**WHAT YOU HAVE TO DO:** From the entries that follow, pick out all lines holding "Silver".

#### INPUT RECORDS

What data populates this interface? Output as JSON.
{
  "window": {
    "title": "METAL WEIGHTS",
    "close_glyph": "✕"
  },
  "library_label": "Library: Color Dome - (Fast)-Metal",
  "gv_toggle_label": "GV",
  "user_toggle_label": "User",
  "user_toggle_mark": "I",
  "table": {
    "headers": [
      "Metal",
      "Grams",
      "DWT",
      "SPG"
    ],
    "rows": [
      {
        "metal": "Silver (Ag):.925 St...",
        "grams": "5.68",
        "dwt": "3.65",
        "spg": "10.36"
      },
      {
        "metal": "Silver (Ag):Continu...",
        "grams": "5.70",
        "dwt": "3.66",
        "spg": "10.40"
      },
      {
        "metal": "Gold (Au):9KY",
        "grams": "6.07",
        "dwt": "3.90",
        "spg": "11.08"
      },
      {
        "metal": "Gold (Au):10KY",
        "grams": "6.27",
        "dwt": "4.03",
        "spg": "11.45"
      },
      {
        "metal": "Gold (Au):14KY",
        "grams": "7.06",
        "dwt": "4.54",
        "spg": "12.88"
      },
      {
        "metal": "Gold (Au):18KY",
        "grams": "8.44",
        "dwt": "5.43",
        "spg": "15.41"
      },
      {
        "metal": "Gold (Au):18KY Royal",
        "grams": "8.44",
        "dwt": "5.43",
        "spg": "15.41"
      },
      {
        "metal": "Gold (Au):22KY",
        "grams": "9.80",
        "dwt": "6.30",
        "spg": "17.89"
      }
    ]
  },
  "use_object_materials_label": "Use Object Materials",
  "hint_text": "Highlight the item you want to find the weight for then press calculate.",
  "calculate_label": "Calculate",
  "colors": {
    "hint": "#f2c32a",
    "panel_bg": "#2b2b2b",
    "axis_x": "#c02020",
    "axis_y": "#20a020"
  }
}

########

**ANSWER SPACE:**
        "metal": "Silver (Ag):.925 St...",
        "metal": "Silver (Ag):Continu...",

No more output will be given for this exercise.